JM: With honour...

JLW: Because of its association with Mecca?

JM: Leaving the dream no blame - that's how I think of that word.

JLW: Is there a personal Mecca for you, a place, an attitude, an environment that gives that to you?

JM: Mecca for most of my youth was love - a stable love. I felt that that was an important thing to be able to do - to love and be loved. That's kind of what the reference was there.

JLW: And that is Mecca for you still?

JM: Yeah, I still think it's the most important thing to die with the least amount of shackles - to die with a good heart, which is really an art. Depending on the dramatic nature of the raw fodder of what is handed to you to deal with.

JLW: And all the accolades you've garnered over the past few years - finally, for some of them! - the Rock and Roll Hall of Fame, the Billboard Century Award, Grammies, Junos, the list goes on. Do they mean something to you?

JM: Frankly, most of them rang pretty hollow. It felt to me that if you were correctly honoured, it would humble you. In the instances when I truly felt honoured, there was a natural humility, whereas if you are improperly honoured, you become arrogant. Most of them made me arrogant. When people come up and genuinely love the music, it's a humbling experience for me. But a lot of the awards felt like a copy-cat crime, that it was felt like it was the right thing to do, but they weren't really quite sure why.

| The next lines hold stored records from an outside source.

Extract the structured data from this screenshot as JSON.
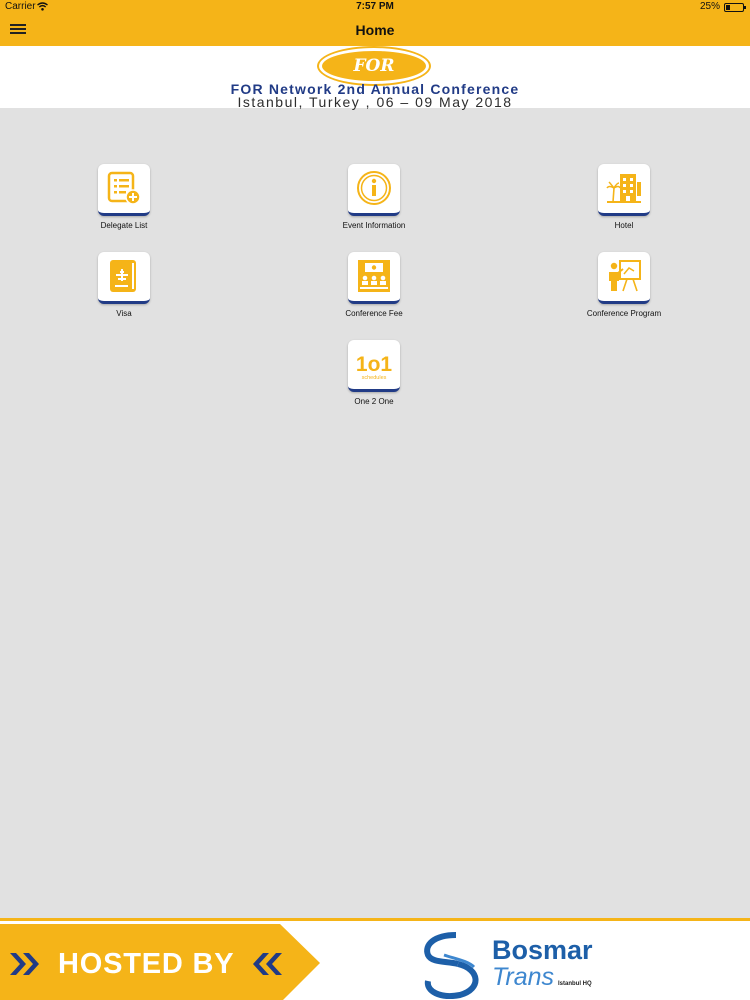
{
  "status_bar": {
    "carrier": "Carrier",
    "time": "7:57 PM",
    "battery": "25%",
    "battery_level": 0.25
  },
  "nav": {
    "title": "Home"
  },
  "banner": {
    "logo_text": "FOR",
    "headline": "FOR Network 2nd Annual Conference",
    "subline": "Istanbul, Turkey , 06 – 09 May  2018"
  },
  "menu": {
    "items": [
      {
        "label": "Delegate List",
        "icon": "delegate-list-icon"
      },
      {
        "label": "Event Information",
        "icon": "info-icon"
      },
      {
        "label": "Hotel",
        "icon": "hotel-icon"
      },
      {
        "label": "Visa",
        "icon": "passport-icon"
      },
      {
        "label": "Conference Fee",
        "icon": "conference-fee-icon"
      },
      {
        "label": "Conference Program",
        "icon": "presentation-icon"
      },
      {
        "label": "One 2 One",
        "icon": "one-to-one-icon",
        "icon_text": "1o1",
        "icon_caption": "schedules"
      }
    ]
  },
  "footer": {
    "hosted_by": "HOSTED BY",
    "brand_name_1": "Bosmar",
    "brand_name_2": "Trans",
    "brand_tagline": "Istanbul HQ"
  },
  "colors": {
    "accent": "#f5b418",
    "navy": "#213b86",
    "background": "#e1e1e1"
  }
}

JLW: So, at the end of "Both Sides Now" you can truly say, "I've looked at life from both sides now and I really don't know life at all?"

JM: Well, yeah, it's a lot to know! Who does, I mean...!

JLW: Maybe the Lakota. Finally, Joni, is there a video, near and dear to your heart that you want to go out on - as we roll the credits...

JM: (long pause)...I like "The Beat of Black Wings"...and "Nothing Can Be Done"...It depends on how you cut your text. The Lakota one is quite beautiful. I might mention that the camera people for the Lakota video were the children between the ages of four and fourteen. These children had never had toys - they played with sticks and stones. My youngest camera person I caught on several occasions dropping the camera into the ground like it was a stick - so most of the footage has little pebbles and flotsam and jetsam rolling around in it. Also, the babies that shot it, didn't even look through the lens, they just kind of rubbed it over the objects - they pulled the trigger and kind of massaged over the car wheels and up into the elders' faces...

JLW: Well, we've already seen some of that, so that might be a little bit low-fi. So I guess, maybe, I get to pick.

JM: You get to pick! You're the producer - and the director! (laughs)

JLW: And, Joni Mitchell, it has been my deep pleasure to meet you, to have a conversation with you. Thank you for spending time with us.

JM: Thank you - it was really fun!

JLW: So, this is the video that I got to pick, by Joni Mitchell...

[Credits over Night Ride Home video as program ends]

Copyright protected material on this website is used in accordance with 'Fair Use', for the purpose of study, review or critical analysis, and will be removed at the request of the copyright owner(s). Please read Notice and Procedure for Making Claims of Copyright Infringement.

Added to Library on January 10, 2006. (6861)


Log in to make a comment